▶ _Your instructions_:
Nothing in the records may change when you print them out again.
****************************************
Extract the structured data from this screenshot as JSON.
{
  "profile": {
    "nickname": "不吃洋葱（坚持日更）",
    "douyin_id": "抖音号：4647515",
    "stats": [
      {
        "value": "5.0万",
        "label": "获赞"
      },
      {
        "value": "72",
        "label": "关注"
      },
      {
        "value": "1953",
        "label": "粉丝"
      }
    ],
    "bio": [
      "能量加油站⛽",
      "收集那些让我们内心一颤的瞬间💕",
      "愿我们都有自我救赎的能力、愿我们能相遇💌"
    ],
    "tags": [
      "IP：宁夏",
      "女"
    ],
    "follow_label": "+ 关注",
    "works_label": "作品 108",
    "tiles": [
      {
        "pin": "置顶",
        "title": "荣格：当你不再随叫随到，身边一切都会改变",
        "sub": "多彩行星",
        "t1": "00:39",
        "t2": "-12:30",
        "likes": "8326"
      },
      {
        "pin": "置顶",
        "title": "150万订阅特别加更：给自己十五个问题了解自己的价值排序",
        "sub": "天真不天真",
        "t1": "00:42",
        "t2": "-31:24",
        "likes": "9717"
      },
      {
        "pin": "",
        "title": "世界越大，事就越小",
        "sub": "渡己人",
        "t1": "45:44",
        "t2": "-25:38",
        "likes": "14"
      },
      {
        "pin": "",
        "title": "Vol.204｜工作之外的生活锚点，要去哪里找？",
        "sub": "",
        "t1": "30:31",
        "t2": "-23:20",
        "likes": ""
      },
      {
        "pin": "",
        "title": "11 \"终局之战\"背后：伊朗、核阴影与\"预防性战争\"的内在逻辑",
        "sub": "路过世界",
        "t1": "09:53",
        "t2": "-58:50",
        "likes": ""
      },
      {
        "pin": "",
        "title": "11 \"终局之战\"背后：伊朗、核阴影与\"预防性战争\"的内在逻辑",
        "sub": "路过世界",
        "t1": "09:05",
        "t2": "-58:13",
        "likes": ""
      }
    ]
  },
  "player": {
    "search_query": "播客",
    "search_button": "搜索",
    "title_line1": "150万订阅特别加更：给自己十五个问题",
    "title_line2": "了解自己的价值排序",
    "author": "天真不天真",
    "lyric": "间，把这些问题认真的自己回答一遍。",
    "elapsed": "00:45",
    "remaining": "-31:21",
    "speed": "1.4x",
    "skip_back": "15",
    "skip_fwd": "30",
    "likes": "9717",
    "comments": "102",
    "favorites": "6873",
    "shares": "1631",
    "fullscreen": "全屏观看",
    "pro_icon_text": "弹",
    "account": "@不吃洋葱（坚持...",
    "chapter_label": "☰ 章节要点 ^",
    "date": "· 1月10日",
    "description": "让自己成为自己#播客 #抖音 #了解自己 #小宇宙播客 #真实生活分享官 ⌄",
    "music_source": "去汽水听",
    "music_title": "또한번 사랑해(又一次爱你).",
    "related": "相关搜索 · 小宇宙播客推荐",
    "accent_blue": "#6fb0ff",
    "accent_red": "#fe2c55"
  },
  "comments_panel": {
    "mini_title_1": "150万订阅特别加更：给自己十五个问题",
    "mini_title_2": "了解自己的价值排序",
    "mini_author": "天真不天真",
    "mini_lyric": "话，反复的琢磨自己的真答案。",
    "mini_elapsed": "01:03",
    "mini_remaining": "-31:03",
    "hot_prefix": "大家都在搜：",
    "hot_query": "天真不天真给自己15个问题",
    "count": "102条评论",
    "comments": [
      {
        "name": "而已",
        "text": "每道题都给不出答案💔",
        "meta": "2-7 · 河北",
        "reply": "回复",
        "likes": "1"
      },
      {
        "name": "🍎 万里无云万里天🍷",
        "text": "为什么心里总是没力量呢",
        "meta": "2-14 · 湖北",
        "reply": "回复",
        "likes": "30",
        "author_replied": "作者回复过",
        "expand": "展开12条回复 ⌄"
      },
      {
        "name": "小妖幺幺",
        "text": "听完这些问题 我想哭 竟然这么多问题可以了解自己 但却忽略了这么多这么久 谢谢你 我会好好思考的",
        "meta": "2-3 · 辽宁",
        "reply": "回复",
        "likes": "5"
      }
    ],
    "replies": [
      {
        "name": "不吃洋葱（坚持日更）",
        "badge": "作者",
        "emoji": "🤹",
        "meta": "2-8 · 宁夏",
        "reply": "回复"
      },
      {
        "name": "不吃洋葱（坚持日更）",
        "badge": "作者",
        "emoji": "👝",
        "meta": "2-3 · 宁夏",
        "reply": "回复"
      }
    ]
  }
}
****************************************
▶ _Response to this task_:
Extract the structured data from this screenshot as JSON.
{
  "profile": {
    "nickname": "不吃洋葱（坚持日更）",
    "douyin_id": "抖音号：4647515",
    "stats": [
      {
        "value": "5.0万",
        "label": "获赞"
      },
      {
        "value": "72",
        "label": "关注"
      },
      {
        "value": "1953",
        "label": "粉丝"
      }
    ],
    "bio": [
      "能量加油站⛽",
      "收集那些让我们内心一颤的瞬间💕",
      "愿我们都有自我救赎的能力、愿我们能相遇💌"
    ],
    "tags": [
      "IP：宁夏",
      "女"
    ],
    "follow_label": "+ 关注",
    "works_label": "作品 108",
    "tiles": [
      {
        "pin": "置顶",
        "title": "荣格：当你不再随叫随到，身边一切都会改变",
        "sub": "多彩行星",
        "t1": "00:39",
        "t2": "-12:30",
        "likes": "8326"
      },
      {
        "pin": "置顶",
        "title": "150万订阅特别加更：给自己十五个问题了解自己的价值排序",
        "sub": "天真不天真",
        "t1": "00:42",
        "t2": "-31:24",
        "likes": "9717"
      },
      {
        "pin": "",
        "title": "世界越大，事就越小",
        "sub": "渡己人",
        "t1": "45:44",
        "t2": "-25:38",
        "likes": "14"
      },
      {
        "pin": "",
        "title": "Vol.204｜工作之外的生活锚点，要去哪里找？",
        "sub": "",
        "t1": "30:31",
        "t2": "-23:20",
        "likes": ""
      },
      {
        "pin": "",
        "title": "11 \"终局之战\"背后：伊朗、核阴影与\"预防性战争\"的内在逻辑",
        "sub": "路过世界",
        "t1": "09:53",
        "t2": "-58:50",
        "likes": ""
      },
      {
        "pin": "",
        "title": "11 \"终局之战\"背后：伊朗、核阴影与\"预防性战争\"的内在逻辑",
        "sub": "路过世界",
        "t1": "09:05",
        "t2": "-58:13",
        "likes": ""
      }
    ]
  },
  "player": {
    "search_query": "播客",
    "search_button": "搜索",
    "title_line1": "150万订阅特别加更：给自己十五个问题",
    "title_line2": "了解自己的价值排序",
    "author": "天真不天真",
    "lyric": "间，把这些问题认真的自己回答一遍。",
    "elapsed": "00:45",
    "remaining": "-31:21",
    "speed": "1.4x",
    "skip_back": "15",
    "skip_fwd": "30",
    "likes": "9717",
    "comments": "102",
    "favorites": "6873",
    "shares": "1631",
    "fullscreen": "全屏观看",
    "pro_icon_text": "弹",
    "account": "@不吃洋葱（坚持...",
    "chapter_label": "☰ 章节要点 ^",
    "date": "· 1月10日",
    "description": "让自己成为自己#播客 #抖音 #了解自己 #小宇宙播客 #真实生活分享官 ⌄",
    "music_source": "去汽水听",
    "music_title": "또한번 사랑해(又一次爱你).",
    "related": "相关搜索 · 小宇宙播客推荐",
    "accent_blue": "#6fb0ff",
    "accent_red": "#fe2c55"
  },
  "comments_panel": {
    "mini_title_1": "150万订阅特别加更：给自己十五个问题",
    "mini_title_2": "了解自己的价值排序",
    "mini_author": "天真不天真",
    "mini_lyric": "话，反复的琢磨自己的真答案。",
    "mini_elapsed": "01:03",
    "mini_remaining": "-31:03",
    "hot_prefix": "大家都在搜：",
    "hot_query": "天真不天真给自己15个问题",
    "count": "102条评论",
    "comments": [
      {
        "name": "而已",
        "text": "每道题都给不出答案💔",
        "meta": "2-7 · 河北",
        "reply": "回复",
        "likes": "1"
      },
      {
        "name": "🍎 万里无云万里天🍷",
        "text": "为什么心里总是没力量呢",
        "meta": "2-14 · 湖北",
        "reply": "回复",
        "likes": "30",
        "author_replied": "作者回复过",
        "expand": "展开12条回复 ⌄"
      },
      {
        "name": "小妖幺幺",
        "text": "听完这些问题 我想哭 竟然这么多问题可以了解自己 但却忽略了这么多这么久 谢谢你 我会好好思考的",
        "meta": "2-3 · 辽宁",
        "reply": "回复",
        "likes": "5"
      }
    ],
    "replies": [
      {
        "name": "不吃洋葱（坚持日更）",
        "badge": "作者",
        "emoji": "🤹",
        "meta": "2-8 · 宁夏",
        "reply": "回复"
      },
      {
        "name": "不吃洋葱（坚持日更）",
        "badge": "作者",
        "emoji": "👝",
        "meta": "2-3 · 宁夏",
        "reply": "回复"
      }
    ]
  }
}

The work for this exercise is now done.